Mormons back housing, job rights for Salt Lake gays: A patch of common ground

With the passage in November of nondiscrimination laws in Salt Lake City that expand gay rights, Mormon officials and gay activists have found a patch of common ground in Utah’s capital.

The Church of Jesus Christ of Latter-day Saints and gay organizations both advocated for the laws that prevent discrimination in housing and employment. That shows there are some issues on which conservative religious groups and gay rights supporters can agree, said Will Carlson, director of public policy at Equality Utah, a gay rights organization.

“I think there’s this myth of God versus gay,” he said. “This week helps to dispel that myth, at least at some level.”

Michael Otterson, a spokesman for the Latter-day Saints, appeared among dozens of speakers November 10 before the Salt Lake City Council, saying the ordinances are “fair and reasonable” and do not harm heterosexual marriage.

“The city has granted commonsense rights that should be available to everyone, while safeguarding the crucial rights of religious organizations,” Otterson told the council.

Carlson said it was “really inspiring” to hear Otterson’s comments. “Especially in Utah, a lot of LGBT people were raised LDS,” he said. “It was very cathartic to hear the LDS church say that they agree that people shouldn’t be fired for being gay or transgender.”

After the passage of California’s Proposition 8, an initiative that banned gay marriage and received significant financial support from Mormons, Equality Utah had sought LDS church officials’ support for other gay rights initiatives, including probate, insurance and health matters.

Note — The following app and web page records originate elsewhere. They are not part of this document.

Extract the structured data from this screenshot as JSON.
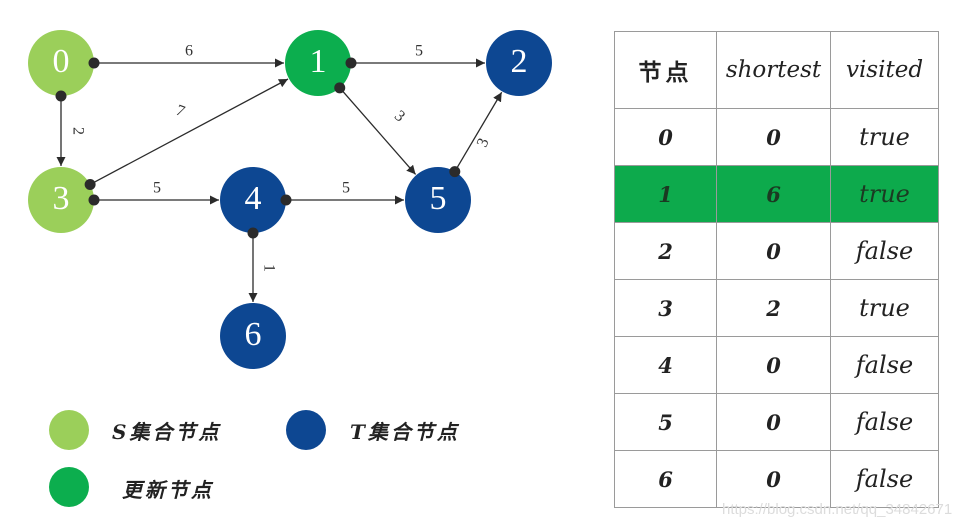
{
  "graph": {
    "nodes": [
      {
        "id": "0",
        "label": "0",
        "set": "S"
      },
      {
        "id": "1",
        "label": "1",
        "set": "updated"
      },
      {
        "id": "2",
        "label": "2",
        "set": "T"
      },
      {
        "id": "3",
        "label": "3",
        "set": "S"
      },
      {
        "id": "4",
        "label": "4",
        "set": "T"
      },
      {
        "id": "5",
        "label": "5",
        "set": "T"
      },
      {
        "id": "6",
        "label": "6",
        "set": "T"
      }
    ],
    "edges": [
      {
        "from": "0",
        "to": "1",
        "weight": "6"
      },
      {
        "from": "0",
        "to": "3",
        "weight": "2"
      },
      {
        "from": "1",
        "to": "2",
        "weight": "5"
      },
      {
        "from": "1",
        "to": "5",
        "weight": "3"
      },
      {
        "from": "3",
        "to": "1",
        "weight": "7"
      },
      {
        "from": "3",
        "to": "4",
        "weight": "5"
      },
      {
        "from": "4",
        "to": "5",
        "weight": "5"
      },
      {
        "from": "4",
        "to": "6",
        "weight": "1"
      },
      {
        "from": "5",
        "to": "2",
        "weight": "3"
      }
    ],
    "colors": {
      "S": "#9bcf5a",
      "updated": "#0cae4e",
      "T": "#0d4792",
      "edge": "#2b2b2b"
    }
  },
  "legend": [
    {
      "set": "S",
      "label": "S集合节点"
    },
    {
      "set": "T",
      "label": "T集合节点"
    },
    {
      "set": "updated",
      "label": "更新节点"
    }
  ],
  "table": {
    "headers": [
      "节点",
      "shortest",
      "visited"
    ],
    "highlight_color": "#0daa4c",
    "rows": [
      {
        "node": "0",
        "shortest": "0",
        "visited": "true",
        "highlight": false
      },
      {
        "node": "1",
        "shortest": "6",
        "visited": "true",
        "highlight": true
      },
      {
        "node": "2",
        "shortest": "0",
        "visited": "false",
        "highlight": false
      },
      {
        "node": "3",
        "shortest": "2",
        "visited": "true",
        "highlight": false
      },
      {
        "node": "4",
        "shortest": "0",
        "visited": "false",
        "highlight": false
      },
      {
        "node": "5",
        "shortest": "0",
        "visited": "false",
        "highlight": false
      },
      {
        "node": "6",
        "shortest": "0",
        "visited": "false",
        "highlight": false
      }
    ]
  },
  "watermark": "https://blog.csdn.net/qq_34842671"
}
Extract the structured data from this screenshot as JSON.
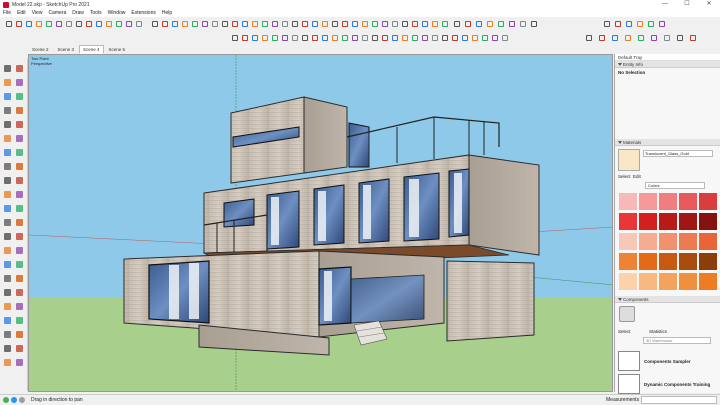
{
  "window": {
    "title": "Model 22.skp - SketchUp Pro 2021",
    "controls": [
      "—",
      "☐",
      "✕"
    ]
  },
  "menu": [
    "File",
    "Edit",
    "View",
    "Camera",
    "Draw",
    "Tools",
    "Window",
    "Extensions",
    "Help"
  ],
  "scenes": {
    "tabs": [
      {
        "label": "Scene 2",
        "active": false
      },
      {
        "label": "Scene 3",
        "active": false
      },
      {
        "label": "Scene 4",
        "active": true
      },
      {
        "label": "Scene 5",
        "active": false
      }
    ]
  },
  "viewport": {
    "camera_label": "Two Point",
    "view_label": "Perspective",
    "sky_color": "#8ec9ea",
    "ground_color": "#a8cf8c"
  },
  "tray": {
    "title": "Default Tray",
    "entity_info": {
      "header": "Entity Info",
      "selection": "No Selection"
    },
    "materials": {
      "header": "Materials",
      "current": "Translucent_Glass_Gold",
      "current_color": "#f9e7c6",
      "tabs": [
        "Select",
        "Edit"
      ],
      "library": "Colors",
      "swatches": [
        "#f7b8b8",
        "#f49a9a",
        "#f17e7e",
        "#e85a5a",
        "#d93d3d",
        "#e93737",
        "#d41f1f",
        "#b81a1a",
        "#a01515",
        "#861111",
        "#f6c8b6",
        "#f4ad92",
        "#f0926f",
        "#ec7a52",
        "#e86538",
        "#f08236",
        "#e36b17",
        "#c75a10",
        "#a84c0d",
        "#8a3e0a",
        "#fbd2a9",
        "#f8b981",
        "#f4a35d",
        "#f08f3e",
        "#ec7d25"
      ]
    },
    "components": {
      "header": "Components",
      "tabs": [
        "Select",
        "Statistics"
      ],
      "search_placeholder": "3D Warehouse",
      "items": [
        {
          "label": "Components Sampler"
        },
        {
          "label": "Dynamic Components Training"
        }
      ]
    }
  },
  "status": {
    "hint": "Drag in direction to pan",
    "measurements_label": "Measurements",
    "icon_colors": [
      "#4caf50",
      "#2196f3",
      "#9e9e9e"
    ]
  }
}
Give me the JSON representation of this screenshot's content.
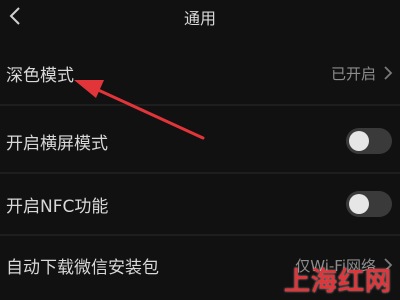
{
  "header": {
    "title": "通用"
  },
  "icons": {
    "back": "chevron-left-icon",
    "chevron": "chevron-right-icon"
  },
  "rows": [
    {
      "label": "深色模式",
      "value": "已开启"
    },
    {
      "label": "开启横屏模式",
      "toggle_on": false
    },
    {
      "label": "开启NFC功能",
      "toggle_on": false
    },
    {
      "label": "自动下载微信安装包",
      "value": "仅Wi-Fi网络"
    }
  ],
  "colors": {
    "background": "#111111",
    "annotation_arrow": "#e2353a",
    "watermark": "#e2353a"
  },
  "watermark": {
    "text": "上海红网"
  }
}
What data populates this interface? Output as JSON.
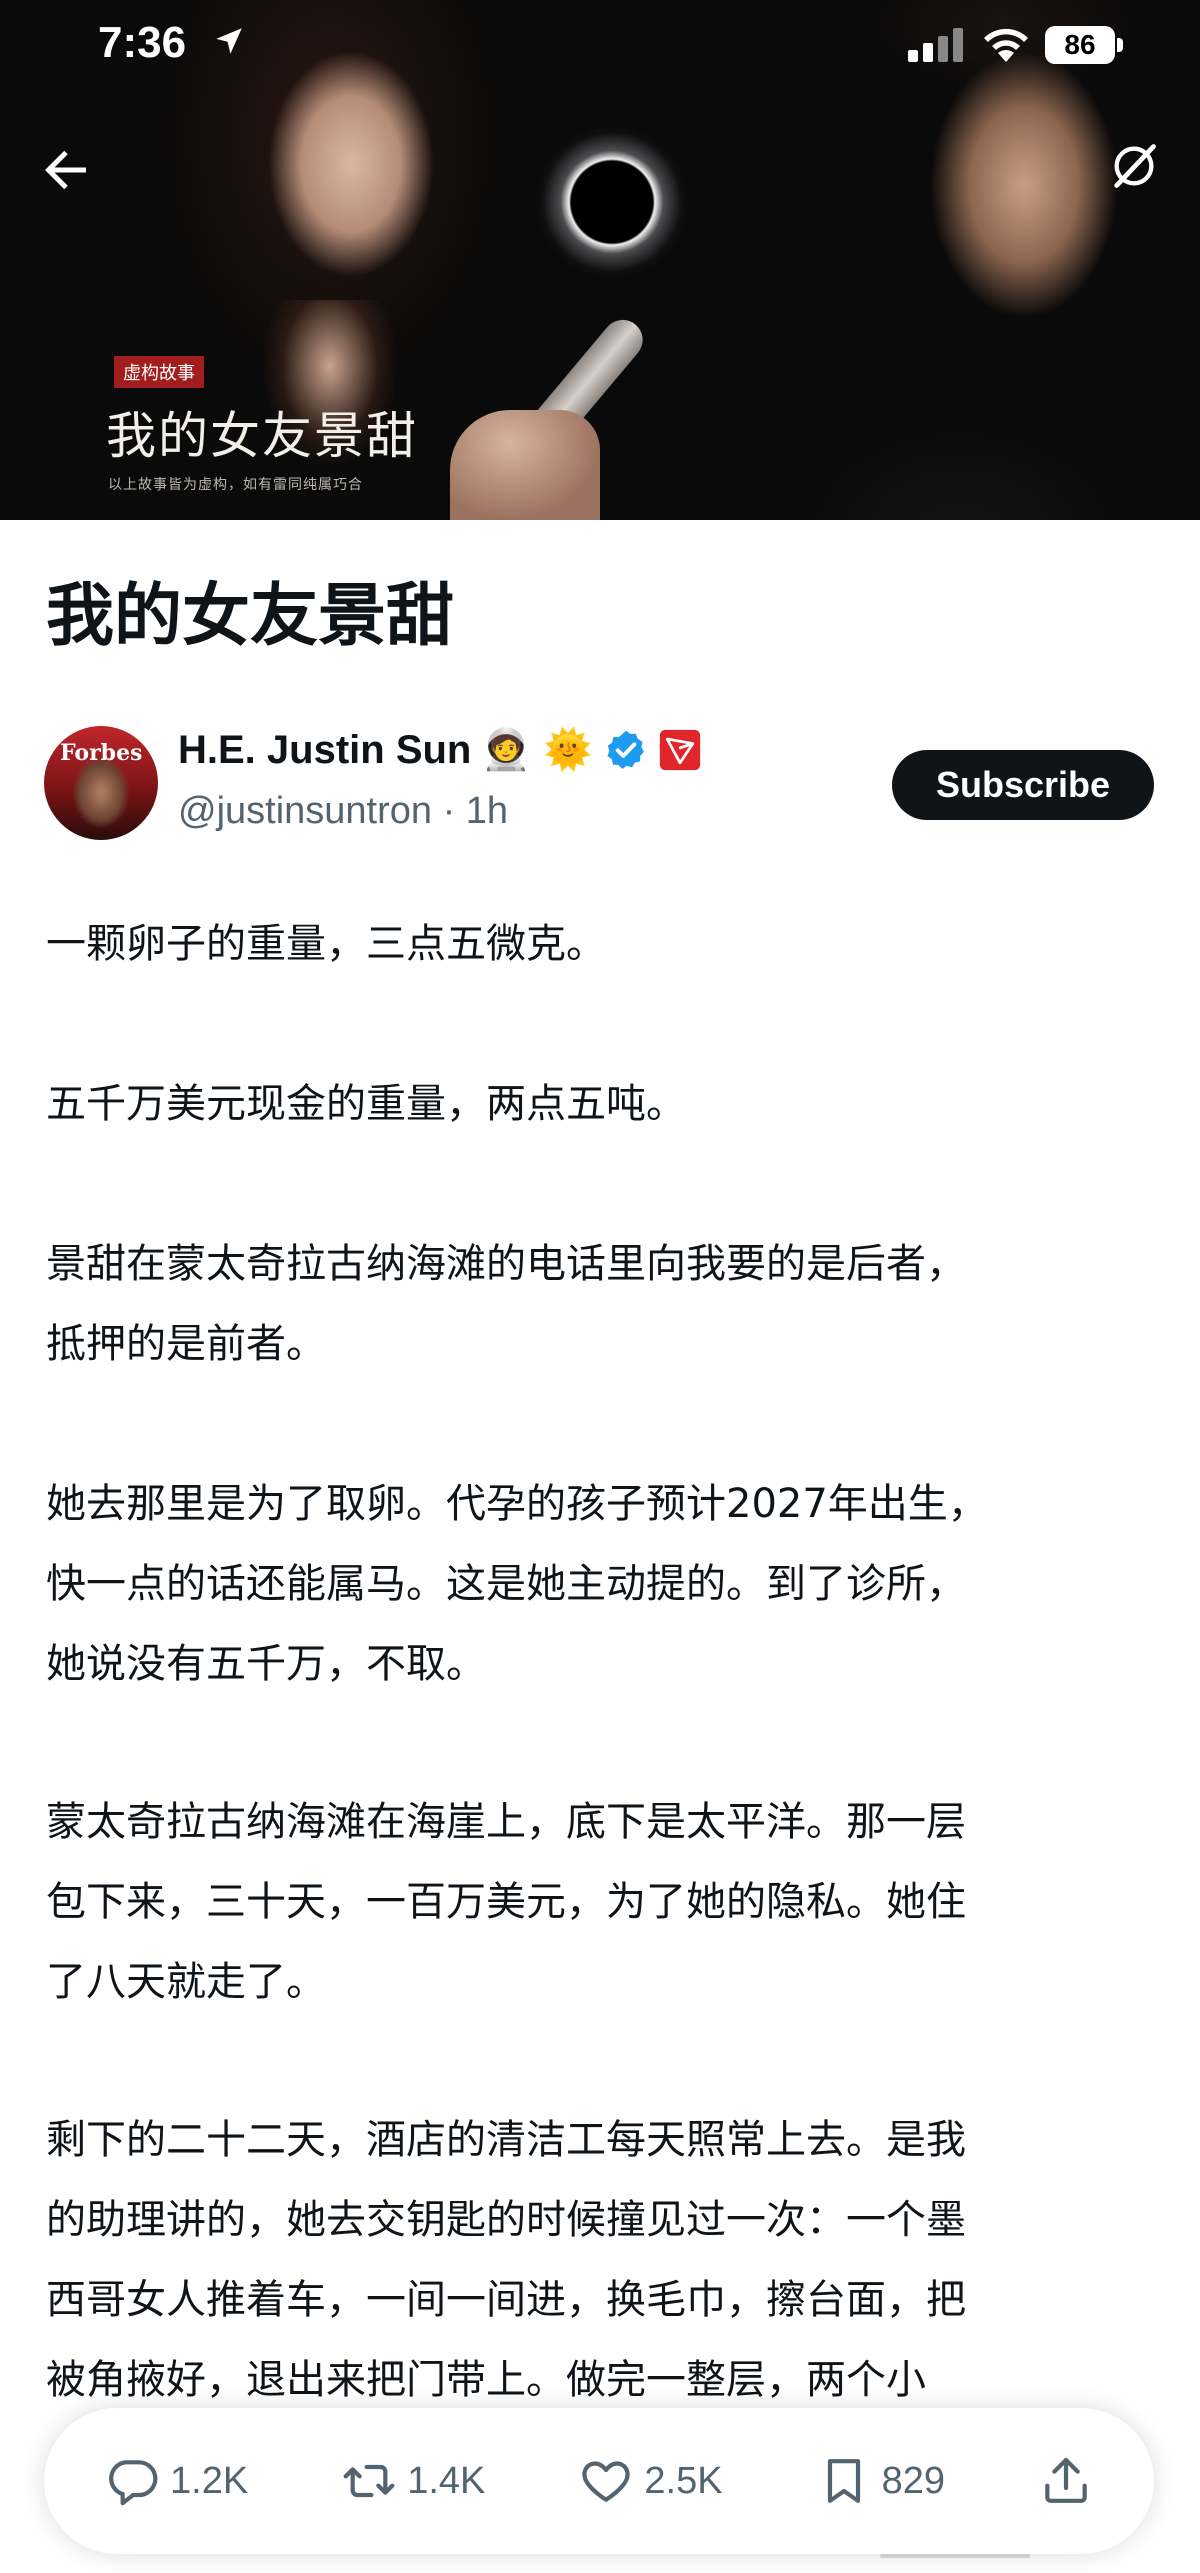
{
  "status_bar": {
    "time": "7:36",
    "battery": "86"
  },
  "hero": {
    "tag": "虚构故事",
    "title": "我的女友景甜",
    "disclaimer": "以上故事皆为虚构，如有雷同纯属巧合"
  },
  "nav": {
    "back_icon": "arrow-left-icon",
    "grok_icon": "grok-icon"
  },
  "article": {
    "title": "我的女友景甜",
    "author": {
      "name": "H.E. Justin Sun",
      "handle_time": "@justinsuntron · 1h",
      "avatar_text": "Forbes",
      "badges": [
        "🧑‍🚀",
        "🌞"
      ],
      "verified_color": "#1d9bf0",
      "tron_color": "#e0252b"
    },
    "subscribe_label": "Subscribe",
    "paragraphs": [
      [
        "一颗卵子的重量，三点五微克。"
      ],
      [
        "五千万美元现金的重量，两点五吨。"
      ],
      [
        "景甜在蒙太奇拉古纳海滩的电话里向我要的是后者，",
        "抵押的是前者。"
      ],
      [
        "她去那里是为了取卵。代孕的孩子预计2027年出生，",
        "快一点的话还能属马。这是她主动提的。到了诊所，",
        "她说没有五千万，不取。"
      ],
      [
        "蒙太奇拉古纳海滩在海崖上，底下是太平洋。那一层",
        "包下来，三十天，一百万美元，为了她的隐私。她住",
        "了八天就走了。"
      ],
      [
        "剩下的二十二天，酒店的清洁工每天照常上去。是我",
        "的助理讲的，她去交钥匙的时候撞见过一次：一个墨",
        "西哥女人推着车，一间一间进，换毛巾，擦台面，把",
        "被角掖好，退出来把门带上。做完一整层，两个小"
      ]
    ]
  },
  "actions": {
    "reply_count": "1.2K",
    "repost_count": "1.4K",
    "like_count": "2.5K",
    "bookmark_count": "829"
  }
}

LDS church spokeswoman Kim Farah said her church’s support of the ordinances was not a response to Equality Utah’s requests. Instead, she said, church officials affirmed the ordinances because “the city managed to draw a bright line between religious freedom and family issues and civic issues like housing and employment.”

She said the church has not committed itself on any upcoming legislative proposals. “The church reserves judgment on any future legislation,” she said. “We are not prepared to speculate on something we haven’t seen.”

Harry Knox, director of the Human Rights Campaign’s Religion and Faith Program, said he hopes “the LDS church will commit the same level of resources to ensuring full employment protection to everyone as it did to deny marriage equality to loving, same-sex couples in California.”

The Sutherland Institute, a Salt Lake City–based conservative think tank, expressed disappointment in the church’s action.

“As a public relations opportunity, the LDS church’s statement before the Salt Lake City Council may assuage the minds and soften the hearts of advocates of ‘gay rights’ in Utah,” the institute said. “As a policy statement, it is problematic. The approved ordinances before the Salt Lake City Council are unsound in principle, clarity, and effect.” –Religion News Service